*** Opening of TASK INPUTS ***

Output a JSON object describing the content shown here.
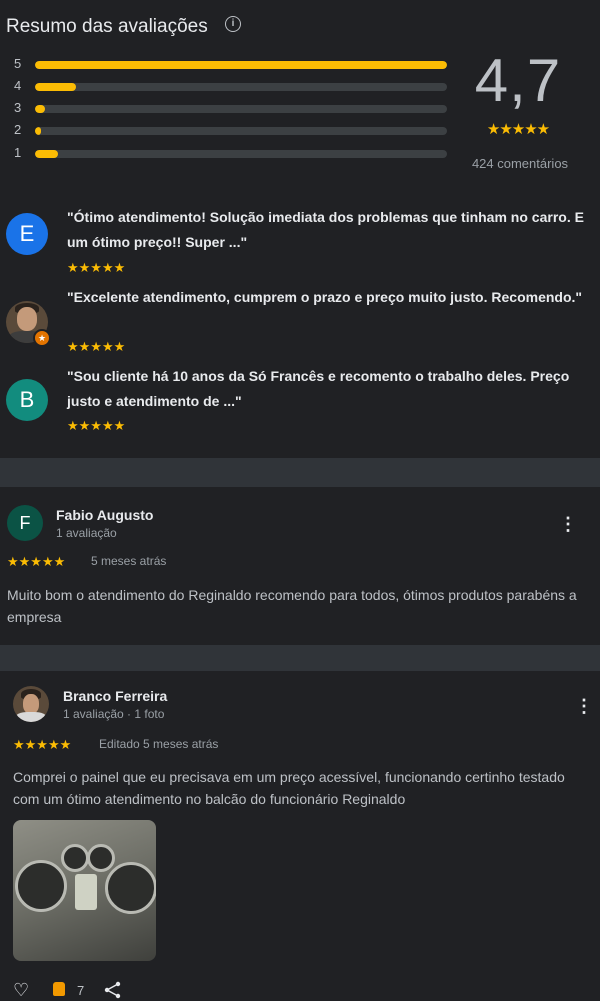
{
  "summary": {
    "title": "Resumo das avaliações",
    "info_icon": "info-icon",
    "average": "4,7",
    "average_stars": "★★★★★",
    "count_label": "424 comentários",
    "bars": [
      {
        "label": "5",
        "fraction": 1.0
      },
      {
        "label": "4",
        "fraction": 0.1
      },
      {
        "label": "3",
        "fraction": 0.025
      },
      {
        "label": "2",
        "fraction": 0.015
      },
      {
        "label": "1",
        "fraction": 0.055
      }
    ]
  },
  "snippets": [
    {
      "avatar_letter": "E",
      "avatar_color": "#1a73e8",
      "text": "\"Ótimo atendimento! Solução imediata dos problemas que tinham no carro. E um ótimo preço!! Super ...\"",
      "stars": "★★★★★"
    },
    {
      "avatar_letter": "",
      "avatar_color": "#5a4a3a",
      "text": "\"Excelente atendimento, cumprem o prazo e preço muito justo. Recomendo.\"",
      "stars": "★★★★★"
    },
    {
      "avatar_letter": "B",
      "avatar_color": "#128c7e",
      "text": "\"Sou cliente há 10 anos da Só Francês e recomento o trabalho deles. Preço justo e atendimento de ...\"",
      "stars": "★★★★★"
    }
  ],
  "reviews": [
    {
      "name": "Fabio Augusto",
      "meta": "1 avaliação",
      "avatar_letter": "F",
      "avatar_color": "#0b5345",
      "stars": "★★★★★",
      "when": "5 meses atrás",
      "text": "Muito bom o atendimento do Reginaldo recomendo para todos, ótimos produtos parabéns a empresa"
    },
    {
      "name": "Branco Ferreira",
      "meta": "1 avaliação · 1 foto",
      "stars": "★★★★★",
      "when": "Editado 5 meses atrás",
      "text": "Comprei o painel que eu precisava em um preço acessível, funcionando certinho testado com um ótimo atendimento no balcão do funcionário Reginaldo",
      "likes": "7"
    }
  ],
  "icons": {
    "more": "⋮",
    "heart": "♡",
    "share": "share-icon"
  },
  "colors": {
    "star": "#fbbc04",
    "background": "#202124",
    "separator": "#303439"
  }
}
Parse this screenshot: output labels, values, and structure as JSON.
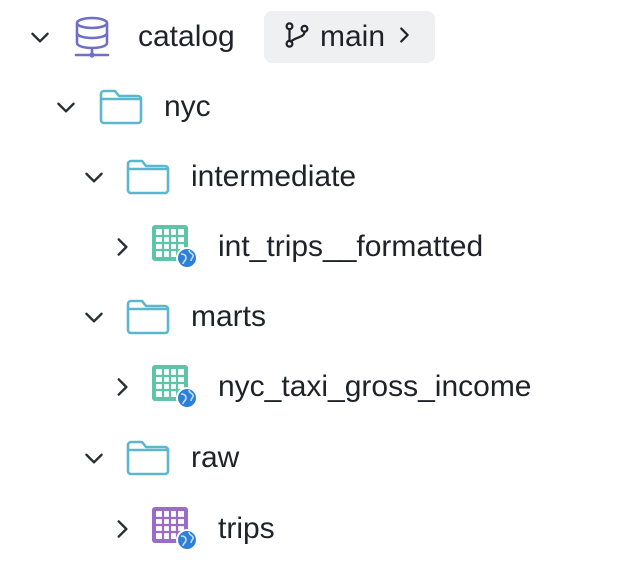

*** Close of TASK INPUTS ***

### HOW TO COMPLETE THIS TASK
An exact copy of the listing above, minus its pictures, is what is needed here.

### EXPECTED ANSWER
Output a JSON object describing the content shown here.
{
  "summary": {
    "title": "Resumo das avaliações",
    "info_icon": "info-icon",
    "average": "4,7",
    "average_stars": "★★★★★",
    "count_label": "424 comentários",
    "bars": [
      {
        "label": "5",
        "fraction": 1.0
      },
      {
        "label": "4",
        "fraction": 0.1
      },
      {
        "label": "3",
        "fraction": 0.025
      },
      {
        "label": "2",
        "fraction": 0.015
      },
      {
        "label": "1",
        "fraction": 0.055
      }
    ]
  },
  "snippets": [
    {
      "avatar_letter": "E",
      "avatar_color": "#1a73e8",
      "text": "\"Ótimo atendimento! Solução imediata dos problemas que tinham no carro. E um ótimo preço!! Super ...\"",
      "stars": "★★★★★"
    },
    {
      "avatar_letter": "",
      "avatar_color": "#5a4a3a",
      "text": "\"Excelente atendimento, cumprem o prazo e preço muito justo. Recomendo.\"",
      "stars": "★★★★★"
    },
    {
      "avatar_letter": "B",
      "avatar_color": "#128c7e",
      "text": "\"Sou cliente há 10 anos da Só Francês e recomento o trabalho deles. Preço justo e atendimento de ...\"",
      "stars": "★★★★★"
    }
  ],
  "reviews": [
    {
      "name": "Fabio Augusto",
      "meta": "1 avaliação",
      "avatar_letter": "F",
      "avatar_color": "#0b5345",
      "stars": "★★★★★",
      "when": "5 meses atrás",
      "text": "Muito bom o atendimento do Reginaldo recomendo para todos, ótimos produtos parabéns a empresa"
    },
    {
      "name": "Branco Ferreira",
      "meta": "1 avaliação · 1 foto",
      "stars": "★★★★★",
      "when": "Editado 5 meses atrás",
      "text": "Comprei o painel que eu precisava em um preço acessível, funcionando certinho testado com um ótimo atendimento no balcão do funcionário Reginaldo",
      "likes": "7"
    }
  ],
  "icons": {
    "more": "⋮",
    "heart": "♡",
    "share": "share-icon"
  },
  "colors": {
    "star": "#fbbc04",
    "background": "#202124",
    "separator": "#303439"
  }
}
Parse this screenshot: output labels, values, and structure as JSON.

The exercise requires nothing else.